Greta’s address to the UN Climate Summit was extremely impassioned. Trump’s continued denials of wrongdoing similarly appeal to emotion. The language of the Prime Minister and the ensuing spectacle in the House of Commons the day after it was resumed was toxically angry and intemperate. These emotive speeches are also symbols of the Climate of Change. The manner of the message gets a lot of airtime. But the central messages of all three are impactful. Thunberg’s plea is that business as usual will destroy the climate with disastrous consequences, Trump’s denials are now about personal victimisation and Johnson’s outbursts in the Commons are about the will of the people (that Brexit must occur and shortly). Emotional language and delivery gets media and social media attention. Pelosi’s impeachment announcements do too and so do Lady Hale’s judgment proclamations, but they are delivered very calmly. There are other emotional statements too and some others that are not. There are more school strikes this week, but it’s not as heated. Perhaps this coming week, President Trump will calm down too. The Speaker of the House of Commons has explicitly told MPs to do so, and they already seem to be obeying. Former UK PM John Major decried the behaviour publicly (which doesn’t happen very often at all in England).

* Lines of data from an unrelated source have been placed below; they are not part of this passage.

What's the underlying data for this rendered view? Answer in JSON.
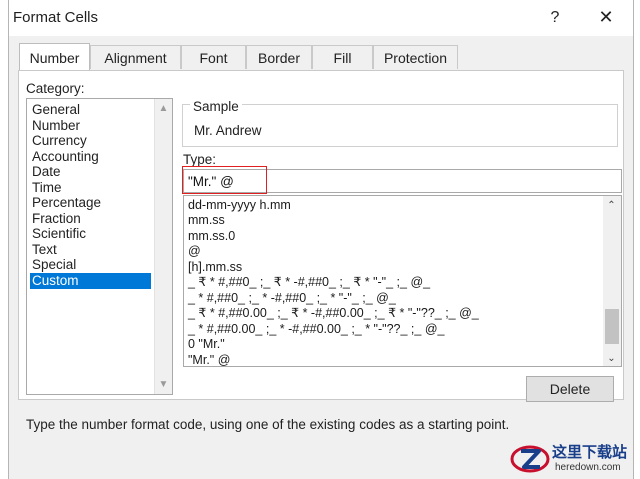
{
  "window": {
    "title": "Format Cells",
    "help_label": "?",
    "close_label": "✕"
  },
  "tabs": [
    {
      "label": "Number",
      "active": true
    },
    {
      "label": "Alignment"
    },
    {
      "label": "Font"
    },
    {
      "label": "Border"
    },
    {
      "label": "Fill"
    },
    {
      "label": "Protection"
    }
  ],
  "category": {
    "label": "Category:",
    "items": [
      "General",
      "Number",
      "Currency",
      "Accounting",
      "Date",
      "Time",
      "Percentage",
      "Fraction",
      "Scientific",
      "Text",
      "Special",
      "Custom"
    ],
    "selected": "Custom"
  },
  "sample": {
    "label": "Sample",
    "value": "Mr. Andrew"
  },
  "type": {
    "label": "Type:",
    "value": "\"Mr.\" @",
    "formats": [
      "dd-mm-yyyy h.mm",
      "mm.ss",
      "mm.ss.0",
      "@",
      "[h].mm.ss",
      "_ ₹ * #,##0_ ;_ ₹ * -#,##0_ ;_ ₹ * \"-\"_ ;_ @_",
      "_ * #,##0_ ;_ * -#,##0_ ;_ * \"-\"_ ;_ @_",
      "_ ₹ * #,##0.00_ ;_ ₹ * -#,##0.00_ ;_ ₹ * \"-\"??_ ;_ @_",
      "_ * #,##0.00_ ;_ * -#,##0.00_ ;_ * \"-\"??_ ;_ @_",
      "0 \"Mr.\"",
      "\"Mr.\" @"
    ]
  },
  "buttons": {
    "delete_label": "Delete"
  },
  "hint": "Type the number format code, using one of the existing codes as a starting point.",
  "watermark": {
    "line1": "这里下载站",
    "line2": "heredown.com"
  },
  "colors": {
    "accent": "#0078d7",
    "highlight": "#e02020"
  }
}
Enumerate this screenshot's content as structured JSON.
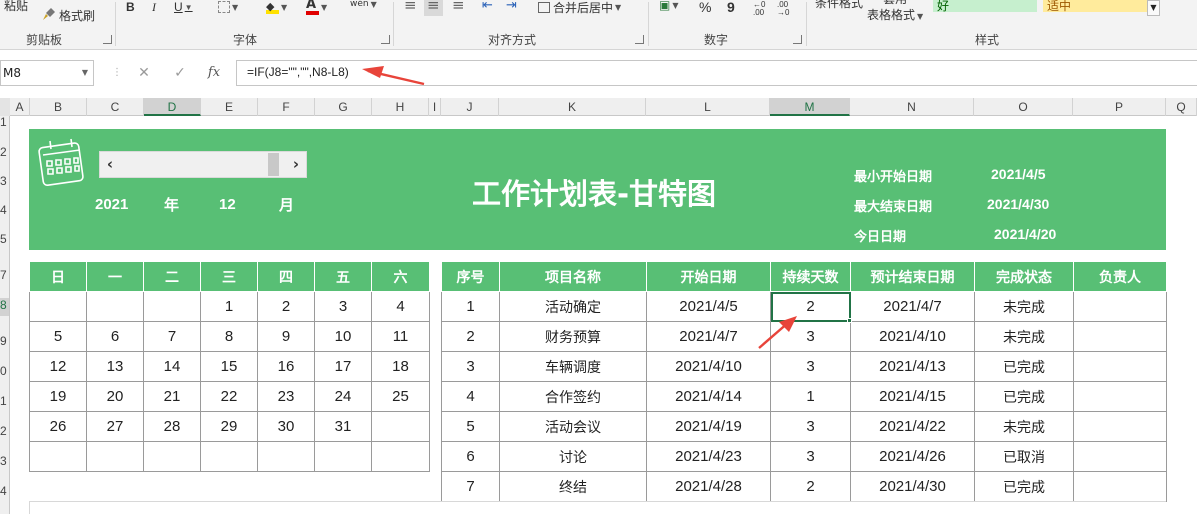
{
  "ribbon": {
    "clipboard": {
      "top_label": "粘贴",
      "format_painter": "格式刷",
      "group": "剪贴板"
    },
    "font": {
      "bold": "B",
      "italic": "I",
      "underline": "U",
      "group": "字体"
    },
    "alignment": {
      "merge_center": "合并后居中",
      "group": "对齐方式",
      "wen": "wén"
    },
    "number": {
      "percent": "%",
      "comma": "9",
      "group": "数字"
    },
    "styles": {
      "cond_format": "条件格式",
      "table_format_top": "套用",
      "table_format": "表格格式",
      "good": "好",
      "neutral": "适中",
      "group": "样式"
    }
  },
  "formula_bar": {
    "cell_ref": "M8",
    "cancel": "✕",
    "enter": "✓",
    "fx": "fx",
    "formula": "=IF(J8=\"\",\"\",N8-L8)"
  },
  "columns": [
    "A",
    "B",
    "C",
    "D",
    "E",
    "F",
    "G",
    "H",
    "I",
    "J",
    "K",
    "L",
    "M",
    "N",
    "O",
    "P",
    "Q"
  ],
  "rows": [
    "1",
    "2",
    "3",
    "4",
    "5",
    "7",
    "8",
    "9",
    "0",
    "1",
    "2",
    "3",
    "4"
  ],
  "banner": {
    "year": "2021",
    "year_unit": "年",
    "month": "12",
    "month_unit": "月",
    "title": "工作计划表-甘特图",
    "min_start_label": "最小开始日期",
    "min_start_value": "2021/4/5",
    "max_end_label": "最大结束日期",
    "max_end_value": "2021/4/30",
    "today_label": "今日日期",
    "today_value": "2021/4/20"
  },
  "calendar": {
    "weekdays": [
      "日",
      "一",
      "二",
      "三",
      "四",
      "五",
      "六"
    ],
    "weeks": [
      [
        "",
        "",
        "",
        "1",
        "2",
        "3",
        "4"
      ],
      [
        "5",
        "6",
        "7",
        "8",
        "9",
        "10",
        "11"
      ],
      [
        "12",
        "13",
        "14",
        "15",
        "16",
        "17",
        "18"
      ],
      [
        "19",
        "20",
        "21",
        "22",
        "23",
        "24",
        "25"
      ],
      [
        "26",
        "27",
        "28",
        "29",
        "30",
        "31",
        ""
      ],
      [
        "",
        "",
        "",
        "",
        "",
        "",
        ""
      ]
    ]
  },
  "tasks": {
    "headers": [
      "序号",
      "项目名称",
      "开始日期",
      "持续天数",
      "预计结束日期",
      "完成状态",
      "负责人"
    ],
    "rows": [
      [
        "1",
        "活动确定",
        "2021/4/5",
        "2",
        "2021/4/7",
        "未完成",
        ""
      ],
      [
        "2",
        "财务预算",
        "2021/4/7",
        "3",
        "2021/4/10",
        "未完成",
        ""
      ],
      [
        "3",
        "车辆调度",
        "2021/4/10",
        "3",
        "2021/4/13",
        "已完成",
        ""
      ],
      [
        "4",
        "合作签约",
        "2021/4/14",
        "1",
        "2021/4/15",
        "已完成",
        ""
      ],
      [
        "5",
        "活动会议",
        "2021/4/19",
        "3",
        "2021/4/22",
        "未完成",
        ""
      ],
      [
        "6",
        "讨论",
        "2021/4/23",
        "3",
        "2021/4/26",
        "已取消",
        ""
      ],
      [
        "7",
        "终结",
        "2021/4/28",
        "2",
        "2021/4/30",
        "已完成",
        ""
      ]
    ]
  },
  "colors": {
    "accent_green": "#58bf75",
    "excel_green": "#217346",
    "arrow_red": "#e8443a"
  }
}
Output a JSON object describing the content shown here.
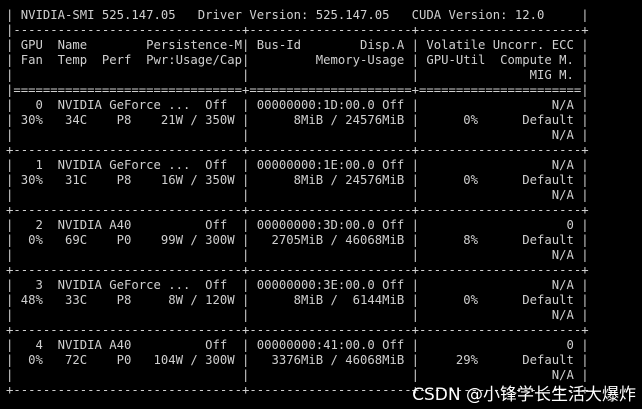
{
  "terminal": {
    "lines": [
      "| NVIDIA-SMI 525.147.05   Driver Version: 525.147.05   CUDA Version: 12.0     |",
      "|-------------------------------+----------------------+----------------------+",
      "| GPU  Name        Persistence-M| Bus-Id        Disp.A | Volatile Uncorr. ECC |",
      "| Fan  Temp  Perf  Pwr:Usage/Cap|         Memory-Usage | GPU-Util  Compute M. |",
      "|                               |                      |               MIG M. |",
      "|===============================+======================+======================|",
      "|   0  NVIDIA GeForce ...  Off  | 00000000:1D:00.0 Off |                  N/A |",
      "| 30%   34C    P8    21W / 350W |      8MiB / 24576MiB |      0%      Default |",
      "|                               |                      |                  N/A |",
      "+-------------------------------+----------------------+----------------------+",
      "|   1  NVIDIA GeForce ...  Off  | 00000000:1E:00.0 Off |                  N/A |",
      "| 30%   31C    P8    16W / 350W |      8MiB / 24576MiB |      0%      Default |",
      "|                               |                      |                  N/A |",
      "+-------------------------------+----------------------+----------------------+",
      "|   2  NVIDIA A40          Off  | 00000000:3D:00.0 Off |                    0 |",
      "|  0%   69C    P0    99W / 300W |   2705MiB / 46068MiB |      8%      Default |",
      "|                               |                      |                  N/A |",
      "+-------------------------------+----------------------+----------------------+",
      "|   3  NVIDIA GeForce ...  Off  | 00000000:3E:00.0 Off |                  N/A |",
      "| 48%   33C    P8     8W / 120W |      8MiB /  6144MiB |      0%      Default |",
      "|                               |                      |                  N/A |",
      "+-------------------------------+----------------------+----------------------+",
      "|   4  NVIDIA A40          Off  | 00000000:41:00.0 Off |                    0 |",
      "|  0%   72C    P0   104W / 300W |   3376MiB / 46068MiB |     29%      Default |",
      "|                               |                      |                  N/A |",
      "+-------------------------------+----------------------+----------------------+"
    ]
  },
  "watermark": "CSDN @小锋学长生活大爆炸"
}
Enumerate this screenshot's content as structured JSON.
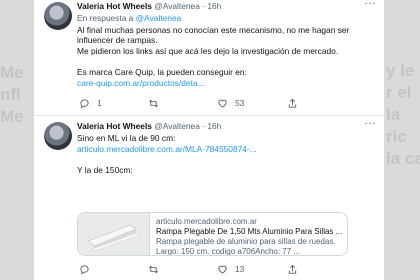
{
  "background": {
    "left_lines": [
      "Me",
      "nfl",
      "Me"
    ],
    "right_lines": [
      "y le",
      "r el",
      "la",
      "ric",
      "ia ca"
    ]
  },
  "tweets": [
    {
      "author": {
        "name": "Valeria Hot Wheels",
        "handle": "@Avaltenea",
        "separator": "·",
        "time": "16h"
      },
      "more_label": "···",
      "reply": {
        "prefix": "En respuesta a",
        "mention": "@Avaltenea"
      },
      "lines": [
        "Al final muchas personas no conocían este mecanismo, no me hagan ser",
        "influencer de rampas.",
        "Me pidieron los links así que acá les dejo la investigación de mercado.",
        "",
        "Es marca Care Quip, la pueden conseguir en:"
      ],
      "link": "care-quip.com.ar/productos/deta...",
      "actions": {
        "reply_count": "1",
        "retweet_count": "",
        "like_count": "53",
        "share_count": ""
      }
    },
    {
      "author": {
        "name": "Valeria Hot Wheels",
        "handle": "@Avaltenea",
        "separator": "·",
        "time": "16h"
      },
      "more_label": "···",
      "lines_before_link": [
        "Sino en ML vi la de 90 cm:"
      ],
      "link": "articulo.mercadolibre.com.ar/MLA-784550874-...",
      "lines_after_link": [
        "Y la de 150cm:"
      ],
      "card": {
        "domain": "articulo.mercadolibre.com.ar",
        "title": "Rampa Plegable De 1,50 Mts Aluminio Para Sillas ...",
        "description": "Rampa plegable de aluminio para sillas de ruedas. Largo: 150 cm. codigo a706Ancho: 77 ..."
      },
      "actions": {
        "reply_count": "",
        "retweet_count": "",
        "like_count": "13",
        "share_count": ""
      }
    }
  ]
}
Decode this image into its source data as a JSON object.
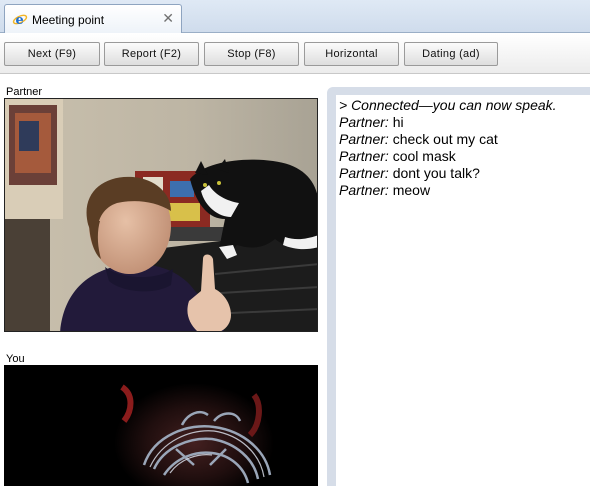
{
  "tab": {
    "title": "Meeting point",
    "close_glyph": "✕",
    "icon": "ie-logo-icon"
  },
  "toolbar": {
    "buttons": [
      {
        "label": "Next (F9)"
      },
      {
        "label": "Report (F2)"
      },
      {
        "label": "Stop (F8)"
      },
      {
        "label": "Horizontal"
      },
      {
        "label": "Dating (ad)"
      }
    ]
  },
  "partner_panel": {
    "label": "Partner",
    "media": "partner-video-feed"
  },
  "you_panel": {
    "label": "You",
    "media": "self-video-feed"
  },
  "chat": {
    "system_message": "> Connected—you can now speak.",
    "messages": [
      {
        "speaker": "Partner:",
        "text": "hi"
      },
      {
        "speaker": "Partner:",
        "text": "check out my cat"
      },
      {
        "speaker": "Partner:",
        "text": "cool mask"
      },
      {
        "speaker": "Partner:",
        "text": "dont you talk?"
      },
      {
        "speaker": "Partner:",
        "text": "meow"
      }
    ]
  },
  "colors": {
    "tab_strip": "#cfdcec",
    "chat_frame": "#d6dde8",
    "ie_blue": "#1f6fd1",
    "ie_gold": "#f2b526"
  }
}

Whether or not Greta Thunberg’s school strikers can get the UN, national governments and their nations’ societies to more effectively address climate change challenges remains to be seen. I’m optimistic that this is a milestone along the way. The same can be said about the impeachment of President Donald Trump, although I’d prefer he be defeated at the the 2020 election. As for Brexit and UK Parliament, I’m less enthused. As a remainer, I hope for a confirmatory referendum (that votes remain) and a General Election. But I’m nowhere near confident in that outcome at all and quite fearful of the consequences if Britain crashes out. Both Donald Trump and Boris Johnson have disgraced themselves in office. The UN has failed on climate. The people need to act now, as their broken institutions are not working in their interests. That’s probably the biggest issue underlying this Climate of Change.